### Information
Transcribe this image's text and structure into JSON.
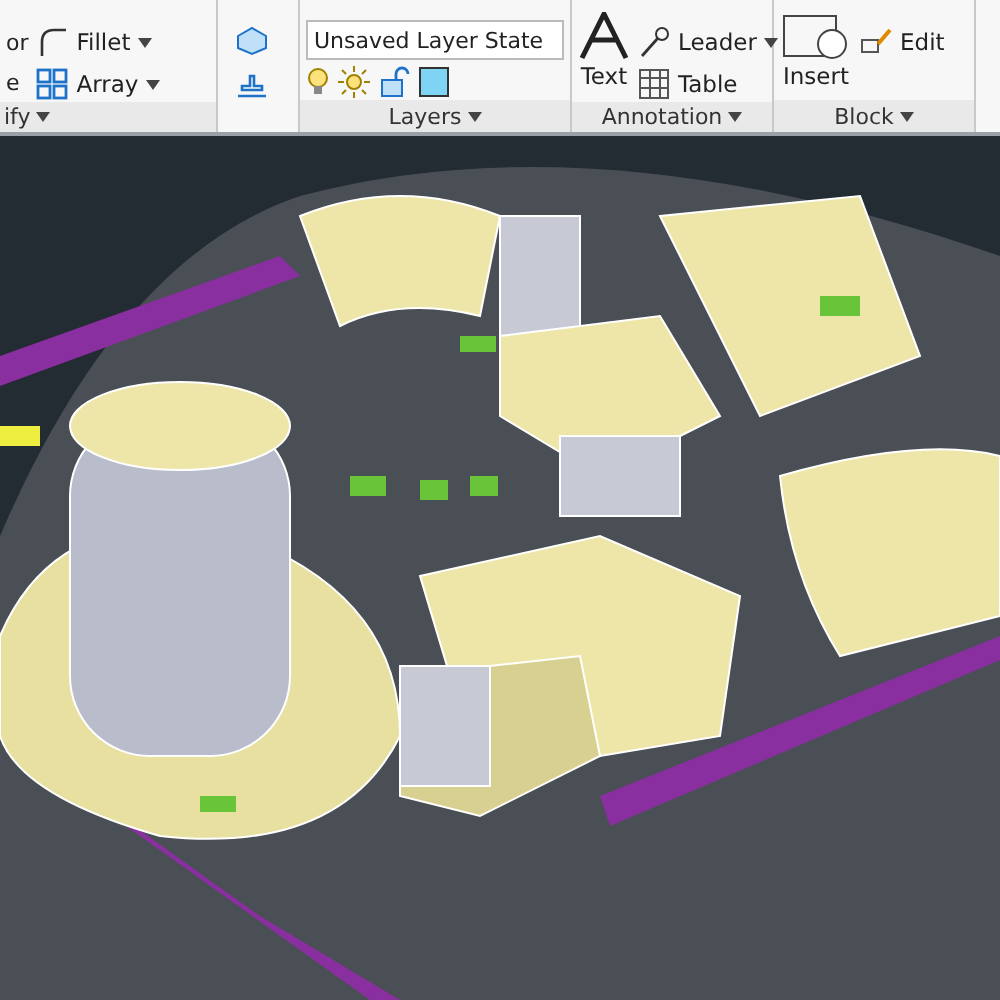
{
  "ribbon": {
    "panels": [
      {
        "kind": "modify",
        "label": "ify",
        "edge_labels": [
          "or",
          "e"
        ],
        "tools": [
          {
            "label": "Fillet"
          },
          {
            "label": "Array"
          }
        ]
      },
      {
        "kind": "icons"
      },
      {
        "kind": "layers",
        "label": "Layers",
        "layer_state": "Unsaved Layer State"
      },
      {
        "kind": "annotation",
        "label": "Annotation",
        "big_tool": "Text",
        "tools": [
          {
            "label": "Leader"
          },
          {
            "label": "Table"
          }
        ]
      },
      {
        "kind": "block",
        "label": "Block",
        "big_tool": "Insert",
        "tools": [
          {
            "label": "Edit"
          }
        ]
      }
    ]
  }
}
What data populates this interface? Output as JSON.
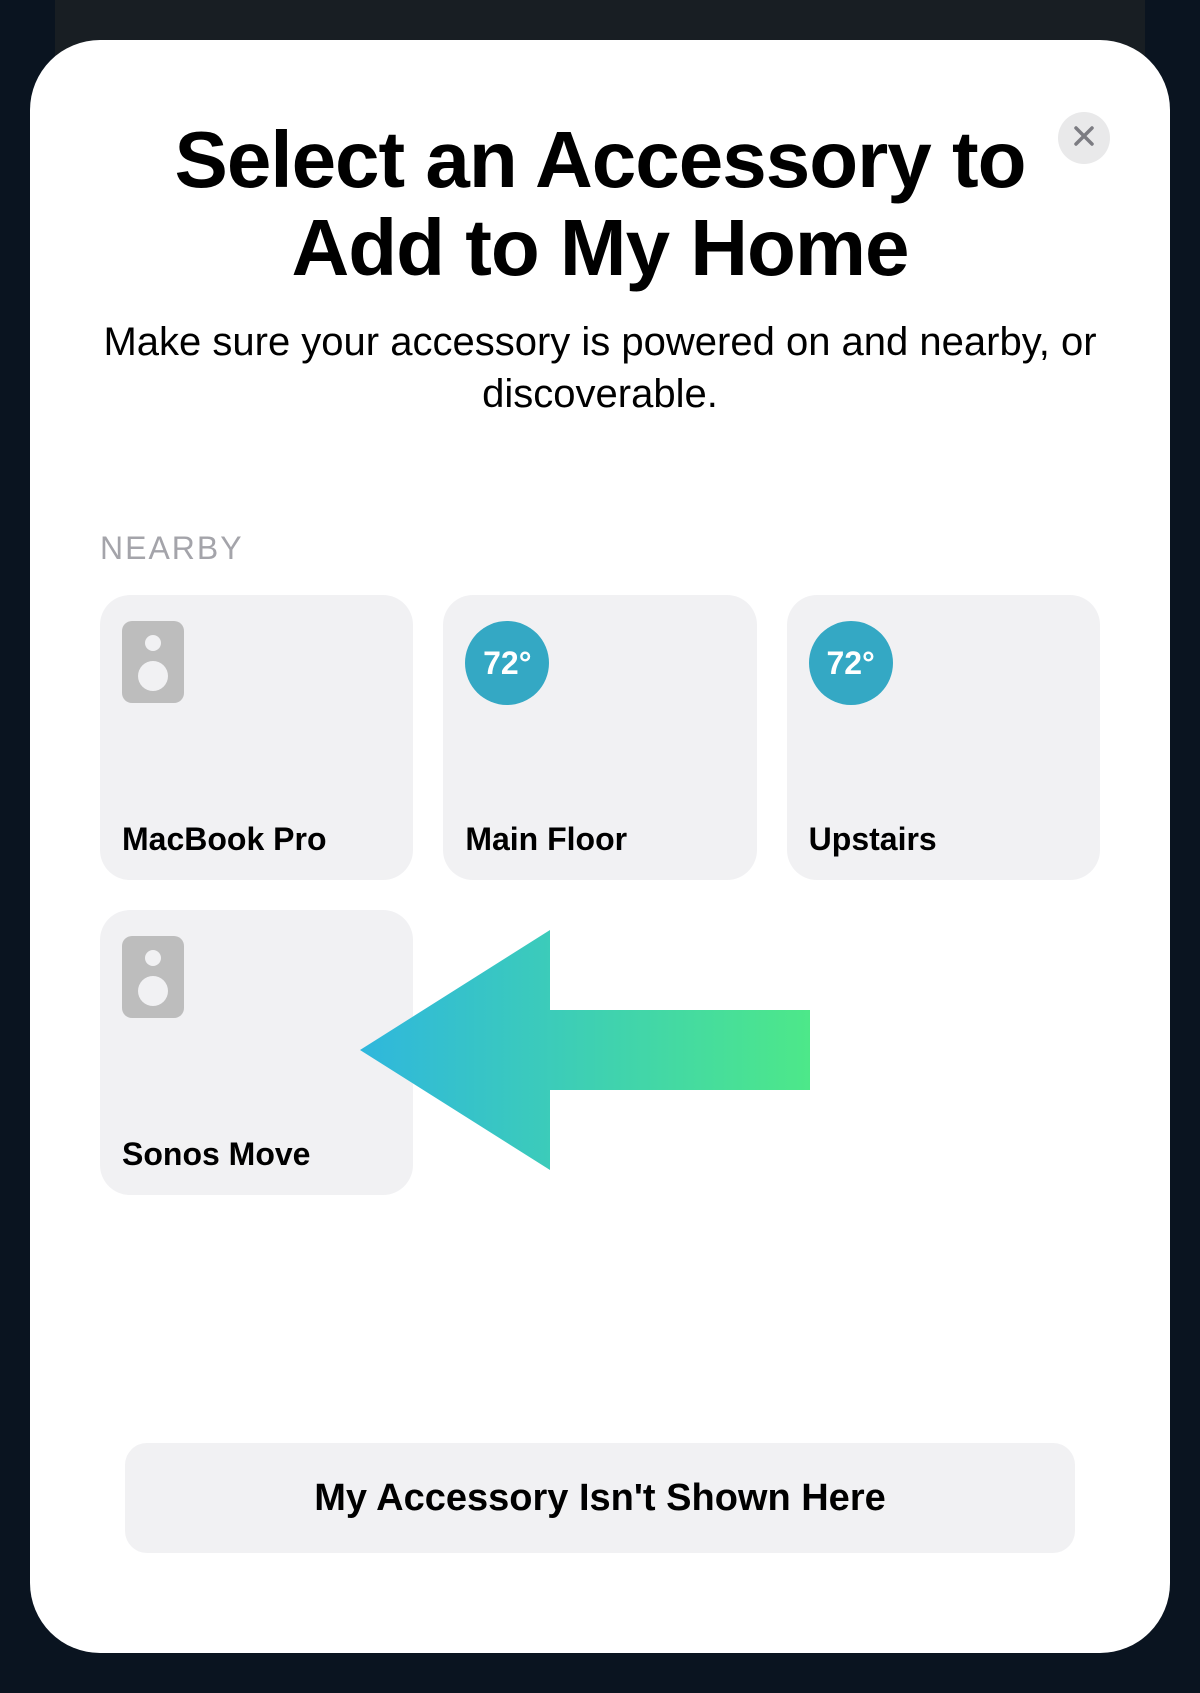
{
  "header": {
    "title": "Select an Accessory to Add to My Home",
    "subtitle": "Make sure your accessory is powered on and nearby, or discoverable."
  },
  "section_label": "NEARBY",
  "accessories": [
    {
      "label": "MacBook Pro",
      "icon": "speaker"
    },
    {
      "label": "Main Floor",
      "icon": "temp",
      "temp": "72°"
    },
    {
      "label": "Upstairs",
      "icon": "temp",
      "temp": "72°"
    },
    {
      "label": "Sonos Move",
      "icon": "speaker"
    }
  ],
  "footer_button": "My Accessory Isn't Shown Here"
}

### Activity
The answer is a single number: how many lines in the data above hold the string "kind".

### Written answer
5